In bookstores, online, and among local communities, we have available to us countless offerings of formulaic “If you parent OUR way, your progeny will grow up full of awesome! No, really. Trust us!”
I call B.S.
There is no such thing as a one-size-fits-all method to every child. (What you’re likely thinking: “We already know that, Tiffany, what’s the point of bringing this up?”)
The point, my friends, is that there are too many people who cognitively acknowledge this fact, but do not acknowledge it by their actions or in their conversation. Or worse, use it to justify very poor parenting decisions.
“Well, if She would just take a switch to his backside once in awhile, she wouldn’t have this problem.”
“Well, if She would just wear her baby 24 hours a day, she wouldn’t have this problem.”
“Well, if She hadn’t given in to every little cry, she wouldn’t have this problem.”
“Well, if She had only breastfed longer, she wouldn’t have this problem.”
Now, I am just as guilty of this kind of statement as the next mom. It’s too easy to lapse into competition and criticism when it comes to our children and their behavior. From before they are born, to the day we die, we are judged by how our children seem to be turning out.
However, what we need to realize is that parenting is an art, not a formula.
It’s time that we truly realize a few things as Moms.
1) To be repetitive: There is no one “right” way to raise a child – no matter what anyone with any semblance of “authority” tells you. (Be especially wary of religious “methods” that claim to know “God’s way” of raising babies. The last time I checked, God doesn’t promote any particular method over another.) In other words:
“The most important thing she’d learned over the years was that there was no way to be a perfect mother and a million ways to be a good one.” ~Jill Churchill
2) There are no guarantees in parenting.
No, wait! I can think of at least one guarantee: Your kids will have issues. They will sometimes reflect badly on you – even if it’s only in the perception of others. And another one: They will sometimes delight and amaze you in the most unexpected moments.
Some kids who are raised in terrible, abusive environments grow up to blossom into amazingly healthy individuals.
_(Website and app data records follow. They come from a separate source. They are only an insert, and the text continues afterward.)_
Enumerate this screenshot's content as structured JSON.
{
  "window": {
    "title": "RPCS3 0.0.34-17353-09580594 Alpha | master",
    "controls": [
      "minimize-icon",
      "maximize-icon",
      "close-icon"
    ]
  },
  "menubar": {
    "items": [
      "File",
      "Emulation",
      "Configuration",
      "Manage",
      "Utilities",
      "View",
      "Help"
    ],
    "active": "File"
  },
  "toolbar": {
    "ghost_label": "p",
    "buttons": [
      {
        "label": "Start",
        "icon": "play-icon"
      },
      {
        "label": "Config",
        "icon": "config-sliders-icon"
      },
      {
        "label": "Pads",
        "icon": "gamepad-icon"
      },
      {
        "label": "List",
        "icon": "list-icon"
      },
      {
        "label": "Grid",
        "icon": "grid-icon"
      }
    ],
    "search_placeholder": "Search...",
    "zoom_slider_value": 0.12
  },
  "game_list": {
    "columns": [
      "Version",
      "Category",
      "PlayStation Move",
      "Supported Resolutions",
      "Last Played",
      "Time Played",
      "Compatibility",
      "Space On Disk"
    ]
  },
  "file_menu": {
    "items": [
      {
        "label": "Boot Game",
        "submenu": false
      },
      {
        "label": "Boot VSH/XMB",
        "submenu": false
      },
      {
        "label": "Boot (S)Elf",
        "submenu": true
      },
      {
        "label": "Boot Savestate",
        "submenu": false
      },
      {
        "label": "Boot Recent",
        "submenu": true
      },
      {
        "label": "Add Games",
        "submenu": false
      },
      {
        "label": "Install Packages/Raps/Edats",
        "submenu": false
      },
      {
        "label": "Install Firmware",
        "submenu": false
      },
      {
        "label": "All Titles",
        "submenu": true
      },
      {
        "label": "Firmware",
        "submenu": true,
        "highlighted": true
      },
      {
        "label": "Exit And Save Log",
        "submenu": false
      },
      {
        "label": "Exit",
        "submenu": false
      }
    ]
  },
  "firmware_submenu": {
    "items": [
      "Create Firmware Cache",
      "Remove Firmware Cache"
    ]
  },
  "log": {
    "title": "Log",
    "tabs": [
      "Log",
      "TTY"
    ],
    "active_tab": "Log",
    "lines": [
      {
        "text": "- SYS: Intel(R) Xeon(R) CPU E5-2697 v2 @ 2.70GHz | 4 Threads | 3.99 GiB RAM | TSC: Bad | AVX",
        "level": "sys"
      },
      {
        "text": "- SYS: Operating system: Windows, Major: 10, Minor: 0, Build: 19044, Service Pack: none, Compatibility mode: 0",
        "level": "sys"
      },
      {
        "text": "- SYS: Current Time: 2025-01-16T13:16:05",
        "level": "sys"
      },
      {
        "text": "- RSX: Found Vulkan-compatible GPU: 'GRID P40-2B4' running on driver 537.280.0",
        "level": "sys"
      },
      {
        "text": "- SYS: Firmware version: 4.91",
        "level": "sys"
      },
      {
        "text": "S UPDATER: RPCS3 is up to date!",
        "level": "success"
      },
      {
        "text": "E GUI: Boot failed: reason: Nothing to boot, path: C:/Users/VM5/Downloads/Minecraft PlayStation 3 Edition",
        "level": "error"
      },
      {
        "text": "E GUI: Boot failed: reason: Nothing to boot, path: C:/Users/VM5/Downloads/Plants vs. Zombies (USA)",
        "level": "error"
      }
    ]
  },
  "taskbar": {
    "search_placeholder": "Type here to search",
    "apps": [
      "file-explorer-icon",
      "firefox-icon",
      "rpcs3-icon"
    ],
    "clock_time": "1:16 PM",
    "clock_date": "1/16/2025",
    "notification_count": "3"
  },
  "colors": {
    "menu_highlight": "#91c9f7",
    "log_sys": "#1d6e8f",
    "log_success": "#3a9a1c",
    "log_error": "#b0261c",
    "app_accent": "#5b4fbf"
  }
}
Some kids who are raised in a loving, healthy environment grow up and go to jail. That’s just reality.
Don’t get me wrong. Parenting matters. It matters a lot. All I’m saying is that we need to come down off our high horses and realize that there is more than one right way.
3) That said; there are an overwhelming number of biological bases for some types of parenting. There are biological, physiologic reasons that babies cry, want to be held a lot, and need their parents around the clock. There are reasons babies don’t read clocks, calendars, or schedules.
Aside from all philosophical and religious reasoning, there is something woven into the very creation of mothers and babies that tells us something we already know: That babies and mothers are designed to be together. A lot. That babies are adorable, soft, warm, and sweet-smelling so that we will want them close to us more often than not. To ignore that normal, instinctual response is foolish at best, and harmful at the worst.
4) There is wiggle room for various methods. Some things are arguably, measurably harmful to children. Things like yelling, hitting, disciplining in anger, ignoring legitimate needs (and yes, the need for a baby to be held is physiologically legitimate), and abuse.
However, there are just as many, if not more things that are wonderful, beneficial, and work wonders for most children. Affection, trust built on the security of relationship with both parents (when possible), safe and healthy boundaries firmly and gently enforced, natural consequences, and play, for example. And those are just a few of the core ones.
From a mother who rarely reads parenting books any more, my advice to parents consists in a few simple principles.
First, find a philosophy that offers no promises or formulas or specific “steps” to raising children. Secondly, learn to understand the basics of normal child development, starting with how birth and breastfeeding work (yes, it really starts there).
Thirdly, discard anything that gives you a negative, sometimes physical, reaction. If it makes your stomach knot up, or seems to fly in the face of your own instincts, drop it. It’s very likely not right for you or your children. Pay attention to your instincts – they were given you for a reason.
Last, but not least, find a group of like-minded parents who can support you in whatever decisions you make, and are willing to share tips and advice without dictating anything to you, or presuming they know your child as well as they know their own.
Parenting is a complicated mish-mash of instincts, emotions, and cognitive ability. To ignore any of these components would be foolish. To place undue emphasis on one of the three is just as foolish. As parents, we need all three to do a good job.
Ultimately, I’d like you to keep in mind the following quote as you raise your precious little one.
“Remember, you are not managing an inconvenience; You are raising a human being.” ~Kittie Franz
It’s one that has alternately convicted and encouraged me. Let it sink in. Evaluate yourself and how you view your role, then grow from there.
Share your favorite piece of parenting advice you’ve ever received, or your favorite parenting quote. Mine is summed up in the quote I just shared, honestly. I really want it on a plaque somewhere…
Grace & Peace,
Tiffany Miller, CLD, CCCE